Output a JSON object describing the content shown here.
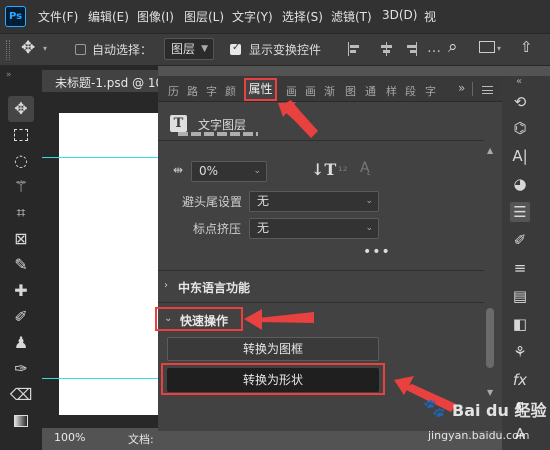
{
  "app": {
    "logo": "Ps"
  },
  "menubar": {
    "items": [
      "文件(F)",
      "编辑(E)",
      "图像(I)",
      "图层(L)",
      "文字(Y)",
      "选择(S)",
      "滤镜(T)",
      "3D(D)",
      "视"
    ]
  },
  "options": {
    "auto_select_label": "自动选择：",
    "auto_select_checked": false,
    "layer_select_value": "图层",
    "show_transform_label": "显示变换控件",
    "show_transform_checked": true
  },
  "document": {
    "tab_title": "未标题-1.psd @ 10",
    "zoom": "100%",
    "status_info": "文档:"
  },
  "panel": {
    "tabs": [
      "历",
      "路",
      "字",
      "颜",
      "属性",
      "画",
      "画",
      "渐",
      "图",
      "通",
      "样",
      "段",
      "字"
    ],
    "active_tab": "属性",
    "layer_kind_icon": "T",
    "layer_kind": "文字图层",
    "tracking_value": "0%",
    "kinsoku_label": "避头尾设置",
    "kinsoku_value": "无",
    "mojikumi_label": "标点挤压",
    "mojikumi_value": "无",
    "more": "•••",
    "section_cjk": "中东语言功能",
    "section_quick": "快速操作",
    "btn_convert_frame": "转换为图框",
    "btn_convert_shape": "转换为形状"
  },
  "watermark": {
    "text": "Bai du 经验",
    "url": "jingyan.baidu.com"
  },
  "colors": {
    "highlight": "#e94040",
    "guide": "#33e0e0"
  }
}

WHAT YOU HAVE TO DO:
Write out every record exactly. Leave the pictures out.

REPLY TO THE TASK:
Output a JSON object describing the content shown here.
{
  "app": {
    "logo": "Ps"
  },
  "menubar": {
    "items": [
      "文件(F)",
      "编辑(E)",
      "图像(I)",
      "图层(L)",
      "文字(Y)",
      "选择(S)",
      "滤镜(T)",
      "3D(D)",
      "视"
    ]
  },
  "options": {
    "auto_select_label": "自动选择：",
    "auto_select_checked": false,
    "layer_select_value": "图层",
    "show_transform_label": "显示变换控件",
    "show_transform_checked": true
  },
  "document": {
    "tab_title": "未标题-1.psd @ 10",
    "zoom": "100%",
    "status_info": "文档:"
  },
  "panel": {
    "tabs": [
      "历",
      "路",
      "字",
      "颜",
      "属性",
      "画",
      "画",
      "渐",
      "图",
      "通",
      "样",
      "段",
      "字"
    ],
    "active_tab": "属性",
    "layer_kind_icon": "T",
    "layer_kind": "文字图层",
    "tracking_value": "0%",
    "kinsoku_label": "避头尾设置",
    "kinsoku_value": "无",
    "mojikumi_label": "标点挤压",
    "mojikumi_value": "无",
    "more": "•••",
    "section_cjk": "中东语言功能",
    "section_quick": "快速操作",
    "btn_convert_frame": "转换为图框",
    "btn_convert_shape": "转换为形状"
  },
  "watermark": {
    "text": "Bai du 经验",
    "url": "jingyan.baidu.com"
  },
  "colors": {
    "highlight": "#e94040",
    "guide": "#33e0e0"
  }
}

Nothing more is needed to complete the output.